From the abstract:
McDonald v. Chicago, which incorporated the Second Amendment right to arms, was the first Supreme Court ruling to address incorporation in many decades. It was an unusual ruling, in that the Court’s “conservative wing” took what had been traditionally the liberal approach, while its “liberal wing” suddenly became very conservative. Indeed, Justice Thomas staked out the most liberal position, while Justice Stevens staked out the most conservative one, and for good measure Justice Scalia found that precedent can trump originalism. It was, in short, "the world turned upside down."

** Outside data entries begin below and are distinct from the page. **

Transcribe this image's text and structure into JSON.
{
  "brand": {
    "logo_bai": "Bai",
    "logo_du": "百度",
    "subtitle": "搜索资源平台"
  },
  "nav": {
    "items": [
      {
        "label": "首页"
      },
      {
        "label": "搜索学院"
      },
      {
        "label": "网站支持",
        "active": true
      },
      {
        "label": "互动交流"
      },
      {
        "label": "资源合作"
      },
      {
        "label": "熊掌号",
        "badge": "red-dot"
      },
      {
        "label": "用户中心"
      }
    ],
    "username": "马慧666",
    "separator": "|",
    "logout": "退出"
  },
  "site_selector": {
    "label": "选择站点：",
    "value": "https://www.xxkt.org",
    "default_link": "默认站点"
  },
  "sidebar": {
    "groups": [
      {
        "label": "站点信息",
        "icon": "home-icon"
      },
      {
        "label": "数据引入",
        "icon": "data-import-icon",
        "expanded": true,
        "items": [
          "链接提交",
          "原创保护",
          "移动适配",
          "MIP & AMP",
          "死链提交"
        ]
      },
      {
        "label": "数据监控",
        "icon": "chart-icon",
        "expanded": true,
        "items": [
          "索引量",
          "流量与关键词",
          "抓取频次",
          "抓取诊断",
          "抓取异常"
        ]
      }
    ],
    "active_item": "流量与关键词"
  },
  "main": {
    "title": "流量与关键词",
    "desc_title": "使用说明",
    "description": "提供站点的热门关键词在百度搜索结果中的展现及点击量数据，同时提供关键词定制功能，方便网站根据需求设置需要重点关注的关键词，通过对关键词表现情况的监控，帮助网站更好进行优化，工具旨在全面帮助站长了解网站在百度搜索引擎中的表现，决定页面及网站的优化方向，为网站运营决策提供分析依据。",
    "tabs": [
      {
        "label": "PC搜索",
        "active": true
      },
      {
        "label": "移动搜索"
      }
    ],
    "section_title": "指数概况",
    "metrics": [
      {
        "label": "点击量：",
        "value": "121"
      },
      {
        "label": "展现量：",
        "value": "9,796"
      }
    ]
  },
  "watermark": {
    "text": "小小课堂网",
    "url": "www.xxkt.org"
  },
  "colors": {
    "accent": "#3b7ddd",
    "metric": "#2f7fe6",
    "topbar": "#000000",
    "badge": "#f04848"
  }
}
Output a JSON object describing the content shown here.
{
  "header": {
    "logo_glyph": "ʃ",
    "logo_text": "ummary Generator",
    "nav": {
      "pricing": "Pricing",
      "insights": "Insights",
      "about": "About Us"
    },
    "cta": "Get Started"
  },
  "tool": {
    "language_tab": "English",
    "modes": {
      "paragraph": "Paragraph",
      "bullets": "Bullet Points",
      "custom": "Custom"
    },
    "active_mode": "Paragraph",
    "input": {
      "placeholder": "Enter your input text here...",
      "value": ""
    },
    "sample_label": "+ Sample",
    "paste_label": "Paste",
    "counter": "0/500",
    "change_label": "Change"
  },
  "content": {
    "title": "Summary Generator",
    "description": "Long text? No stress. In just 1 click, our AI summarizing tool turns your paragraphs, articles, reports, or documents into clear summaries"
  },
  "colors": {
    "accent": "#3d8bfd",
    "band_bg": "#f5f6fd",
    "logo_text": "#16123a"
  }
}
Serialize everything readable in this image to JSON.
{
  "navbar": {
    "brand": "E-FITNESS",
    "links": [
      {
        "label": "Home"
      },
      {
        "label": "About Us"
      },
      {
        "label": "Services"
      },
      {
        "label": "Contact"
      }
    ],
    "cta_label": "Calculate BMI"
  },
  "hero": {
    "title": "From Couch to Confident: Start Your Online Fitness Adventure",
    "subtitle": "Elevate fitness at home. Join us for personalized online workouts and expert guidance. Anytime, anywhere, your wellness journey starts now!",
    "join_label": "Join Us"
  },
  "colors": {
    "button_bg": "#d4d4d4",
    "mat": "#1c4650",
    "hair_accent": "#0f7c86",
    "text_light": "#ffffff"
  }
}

This article outlines the virtues, and problems, of the three major opinions in McDonald, and suggests solutions to some of the problems uncovered. The plurality opinion by Justice Alito is certainly faithful to precedent, although it highlights some illogical aspects of substantive due process incorporation. The concurrence by Justice Thomas is faithful to legislative history and original public meaning, but would have required overruling more than a century of case law. The dissent by Justice Breyer opens by proposing a very complicated, and perhaps ultimately meaningless, legal test with no basis in precedent, and alternately sets forth a very narrow application of the existing test – an application so narrow as to call into question almost all the Court’s past rulings on the issue.